Figure 13: Minkowski metrics for South-Russian sandstone
Figure 14: Permeability for South-Russian Sandstone

5 Conclusion and Future Work

We show that generative adversarial networks can be efficiently used to reconstruct three-dimensional porous media from slices. In a future work, it would be interesting to study other topological properties of generated samples, and also include such properties as porosity into the loss directly. Another possible direction of research is the application of sparse 3D convolutions (for example, see notchenko2017large ) in order to generate samples with high resolution.
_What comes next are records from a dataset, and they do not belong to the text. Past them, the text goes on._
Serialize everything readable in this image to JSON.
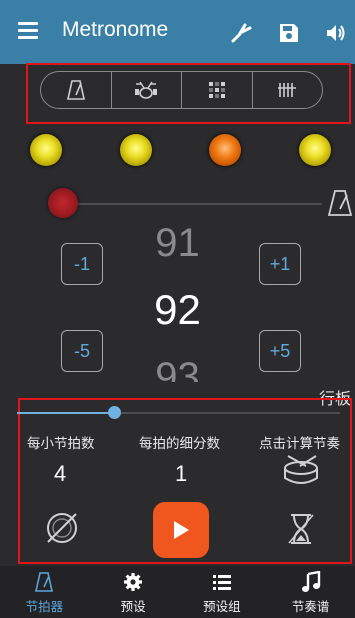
{
  "appbar": {
    "title": "Metronome",
    "menu_icon": "menu-icon",
    "actions": [
      "tuning-fork-icon",
      "save-icon",
      "volume-icon"
    ]
  },
  "mode_tabs": [
    "metronome-icon",
    "drum-kit-icon",
    "grid-pattern-icon",
    "bars-icon"
  ],
  "beat_lights": [
    "#e6dc24",
    "#e6dc24",
    "#ef7418",
    "#e6dc24"
  ],
  "tempo": {
    "previous": "91",
    "current": "92",
    "next": "93",
    "minus1": "-1",
    "plus1": "+1",
    "minus5": "-5",
    "plus5": "+5",
    "marking": "行板"
  },
  "tempo_slider": {
    "fraction": 0.3
  },
  "settings": {
    "beats_label": "每小节拍数",
    "beats_value": "4",
    "subdivision_label": "每拍的细分数",
    "subdivision_value": "1",
    "tap_label": "点击计算节奏"
  },
  "bottom_nav": [
    {
      "label": "节拍器",
      "icon": "metronome-icon",
      "active": true
    },
    {
      "label": "预设",
      "icon": "gear-icon",
      "active": false
    },
    {
      "label": "预设组",
      "icon": "list-icon",
      "active": false
    },
    {
      "label": "节奏谱",
      "icon": "music-note-icon",
      "active": false
    }
  ],
  "colors": {
    "appbar": "#3a7fa6",
    "background": "#2b2b2d",
    "accent": "#5aa6dc",
    "play": "#f0571e",
    "highlight_box": "#e1161a"
  }
}
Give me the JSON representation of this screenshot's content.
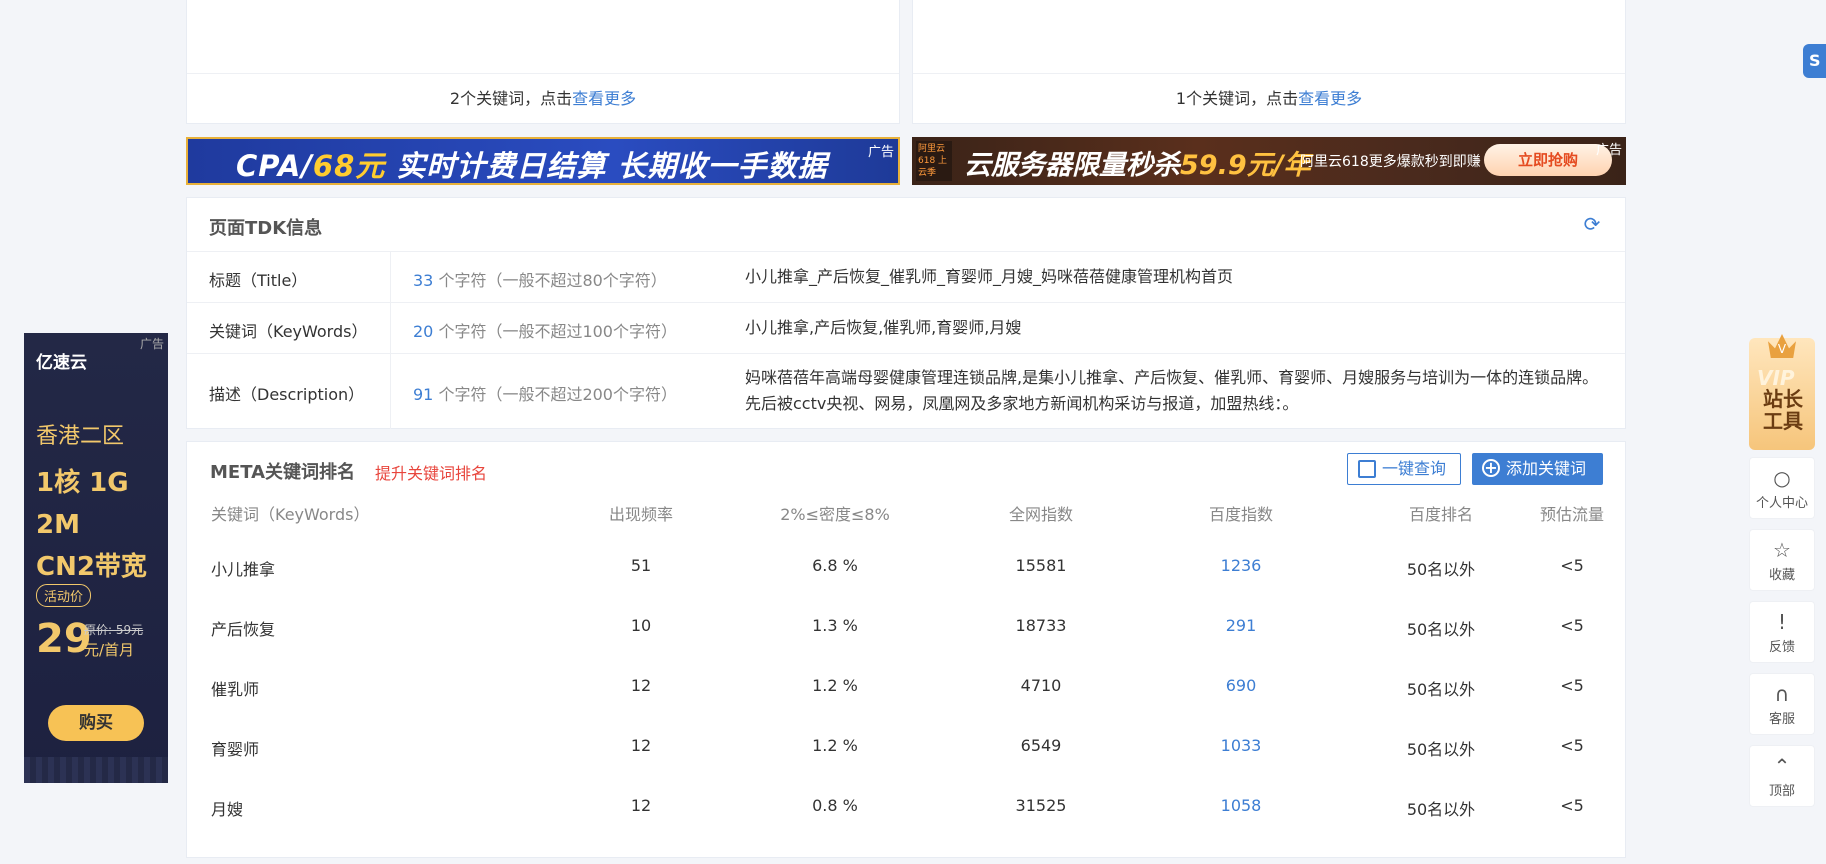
{
  "top_cards": [
    {
      "prefix": "2个关键词，点击",
      "link": "查看更多"
    },
    {
      "prefix": "1个关键词，点击",
      "link": "查看更多"
    }
  ],
  "banner_ads": {
    "ad1": {
      "text_a": "CPA/",
      "text_b": "68元",
      "text_c": "  实时计费日结算  长期收一手数据",
      "tag": "广告"
    },
    "ad2": {
      "logo": "阿里云 618 上云季",
      "main_a": "云服务器限量秒杀",
      "main_b": "59.9元/年",
      "sub": "阿里云618更多爆款秒到即赚",
      "button": "立即抢购",
      "tag": "广告"
    }
  },
  "tdk": {
    "title": "页面TDK信息",
    "rows": [
      {
        "label": "标题（Title）",
        "count": "33",
        "count_suffix": " 个字符（一般不超过80个字符）",
        "value": "小儿推拿_产后恢复_催乳师_育婴师_月嫂_妈咪蓓蓓健康管理机构首页"
      },
      {
        "label": "关键词（KeyWords）",
        "count": "20",
        "count_suffix": " 个字符（一般不超过100个字符）",
        "value": "小儿推拿,产后恢复,催乳师,育婴师,月嫂"
      },
      {
        "label": "描述（Description）",
        "count": "91",
        "count_suffix": " 个字符（一般不超过200个字符）",
        "value": "妈咪蓓蓓年高端母婴健康管理连锁品牌,是集小儿推拿、产后恢复、催乳师、育婴师、月嫂服务与培训为一体的连锁品牌。先后被cctv央视、网易，凤凰网及多家地方新闻机构采访与报道，加盟热线：。"
      }
    ]
  },
  "meta": {
    "title": "META关键词排名",
    "subtitle": "提升关键词排名",
    "query_button": "一键查询",
    "add_button": "添加关键词",
    "columns": [
      "关键词（KeyWords）",
      "出现频率",
      "2%≤密度≤8%",
      "全网指数",
      "百度指数",
      "百度排名",
      "预估流量"
    ],
    "rows": [
      [
        "小儿推拿",
        "51",
        "6.8 %",
        "15581",
        "1236",
        "50名以外",
        "<5"
      ],
      [
        "产后恢复",
        "10",
        "1.3 %",
        "18733",
        "291",
        "50名以外",
        "<5"
      ],
      [
        "催乳师",
        "12",
        "1.2 %",
        "4710",
        "690",
        "50名以外",
        "<5"
      ],
      [
        "育婴师",
        "12",
        "1.2 %",
        "6549",
        "1033",
        "50名以外",
        "<5"
      ],
      [
        "月嫂",
        "12",
        "0.8 %",
        "31525",
        "1058",
        "50名以外",
        "<5"
      ]
    ]
  },
  "left_ad": {
    "tag": "广告",
    "brand": "亿速云",
    "line1": "香港二区",
    "line2": "1核 1G 2M",
    "line3": "CN2带宽",
    "pill": "活动价",
    "price": "29",
    "orig": "原价: 59元",
    "unit": "元/首月",
    "buy": "购买"
  },
  "sidebar": {
    "vip_badge": "V",
    "vip_v": "VIP",
    "vip_text": "站长工具",
    "items": [
      "个人中心",
      "收藏",
      "反馈",
      "客服",
      "顶部"
    ]
  },
  "corner_badge": "S"
}
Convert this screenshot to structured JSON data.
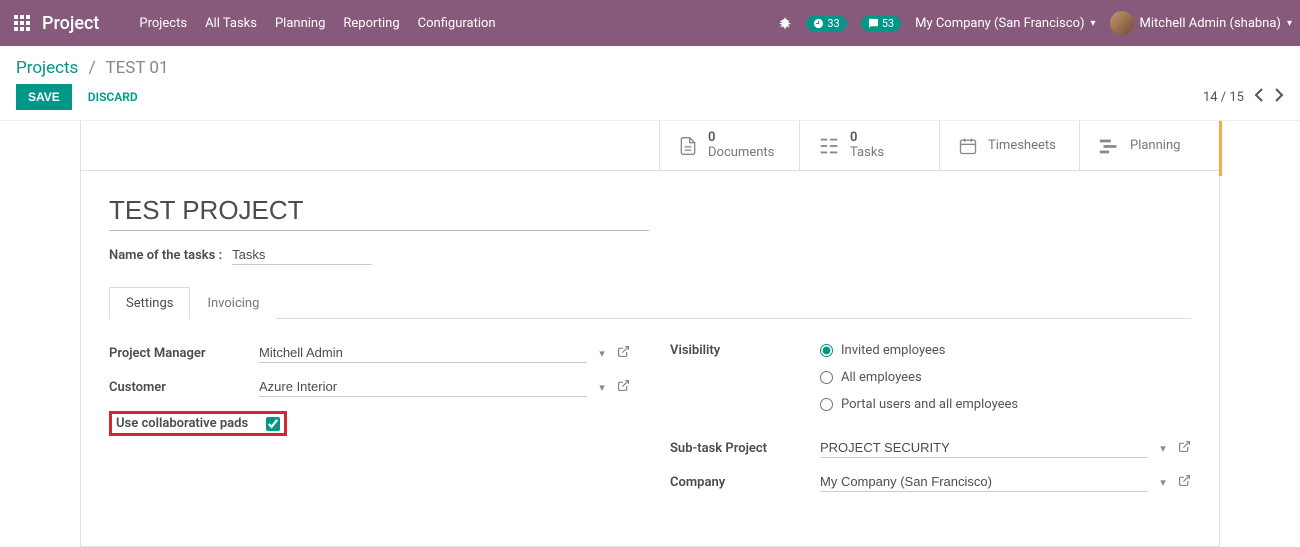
{
  "topbar": {
    "brand": "Project",
    "menu": [
      "Projects",
      "All Tasks",
      "Planning",
      "Reporting",
      "Configuration"
    ],
    "clock_badge": "33",
    "chat_badge": "53",
    "company": "My Company (San Francisco)",
    "user": "Mitchell Admin (shabna)"
  },
  "breadcrumb": {
    "root": "Projects",
    "current": "TEST 01"
  },
  "actions": {
    "save": "SAVE",
    "discard": "DISCARD"
  },
  "pager": {
    "text": "14 / 15"
  },
  "stats": {
    "documents": {
      "count": "0",
      "label": "Documents"
    },
    "tasks": {
      "count": "0",
      "label": "Tasks"
    },
    "timesheets": {
      "label": "Timesheets"
    },
    "planning": {
      "label": "Planning"
    }
  },
  "form": {
    "project_name": "TEST PROJECT",
    "tasks_label": "Name of the tasks :",
    "tasks_value": "Tasks",
    "tab_settings": "Settings",
    "tab_invoicing": "Invoicing",
    "left": {
      "pm_label": "Project Manager",
      "pm_value": "Mitchell Admin",
      "customer_label": "Customer",
      "customer_value": "Azure Interior",
      "pads_label": "Use collaborative pads"
    },
    "right": {
      "visibility_label": "Visibility",
      "vis_opt1": "Invited employees",
      "vis_opt2": "All employees",
      "vis_opt3": "Portal users and all employees",
      "subtask_label": "Sub-task Project",
      "subtask_value": "PROJECT SECURITY",
      "company_label": "Company",
      "company_value": "My Company (San Francisco)"
    }
  }
}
The work was partially supported by The Ministry of Education and Science of Russian Federation, grant No. 14.615.21.0004, grant code: RFMEFI61518X0004.


Appendix A Network structure

Our model consists of three neural networks: Encoder, Discriminator and Generator. Now we will describe their structure.

a.1 Generator structure

Generator, that we use, consists of 3D transposed convolutional [WZX16]

, batch normalization


, ReLU and Tanh layers. It has the following structure:

  1. ConvTranspose3d(in_channels=1480, out_channels=512, kernel_size=(4, 4, 4), stride=(1, 1, 1), bias=False)

  2. BatchNorm3d(512, eps=1e-05, momentum=0.1, affine=True)

  3. ReLU()

  4. ConvTranspose3d(in_channels=512, out_channels=256, kernel_size=(4, 4, 4), stride=(2, 2, 2), padding=(1, 1, 1), bias=False)

  5. BatchNorm3d(256, eps=1e-05, momentum=0.1, affine=True)

  6. ReLU()

  7. ConvTranspose3d(in_channels=256, out_channels=128, kernel_size=(4, 4, 4), stride=(2, 2, 2), padding=(1, 1, 1), bias=False)

  8. BatchNorm3d(128, eps=1e-05, momentum=0.1, affine=True)

  9. ReLU()

  10. ConvTranspose3d(in_channels=128, out_channels=64, kernel_size=(4, 4, 4), stride=(2, 2, 2), padding=(1, 1, 1), bias=False)

  11. BatchNorm3d(64, eps=1e-05, momentum=0.1, affine=True)

  12. ReLU()

  13. ConvTranspose3d(in_channels=64, out_channels=1, kernel_size=(4, 4, 4), stride=(2, 2, 2), padding=(1, 1, 1), bias=False)

  14. Tanh()

a.2 Encoder

  1. Conv2d(1, 16, (3, 3), stride=(3, 3), padding=(1, 1))

  2. ReLU()

  3. Conv2d(16, 8, (3, 3), stride=(2, 2), padding=(1, 1))

a.3 Discriminator structure

  1. Conv3d(1, 16, kernel_size=(4, 4, 4), stride=(2, 2, 2), padding=(1, 1, 1), bias=False)

  2. LeakyReLU(0.2)

  3. Conv3d(16, 32, kernel_size=(4, 4, 4), stride=(2, 2, 2), padding=(1, 1, 1), bias=False)

  4. BatchNorm3d(32, eps=1e-05, momentum=0.1, affine=True)

  5. LeakyReLU(0.2)

  6. Conv3d(32, 64, kernel_size=(4, 4, 4), stride=(2, 2, 2), padding=(1, 1, 1), bias=False)

  7. BatchNorm3d(64, eps=1e-05, momentum=0.1, affine=True)

  8. LeakyReLU(0.2)

  9. Conv3d(64, 128, kernel_size=(4, 4, 4), stride=(2, 2, 2), padding=(1, 1, 1), bias=False)

  10. BatchNorm3d(128, eps=1e-05, momentum=0.1, affine=True)

  11. LeakyReLU(0.2)

  12. Conv3d(128, 1, kernel_size=(4, 4, 4), stride=(1, 1, 1), bias=False)

Appendix B Training details

In our experiments, training takes around hours on single Tesla V100 GPU. The parameters of training are presented in Tab. 1.

Berea Ketton
Learning rate
Train images size
Batch size

Number of epochs

Table 1: Training parameters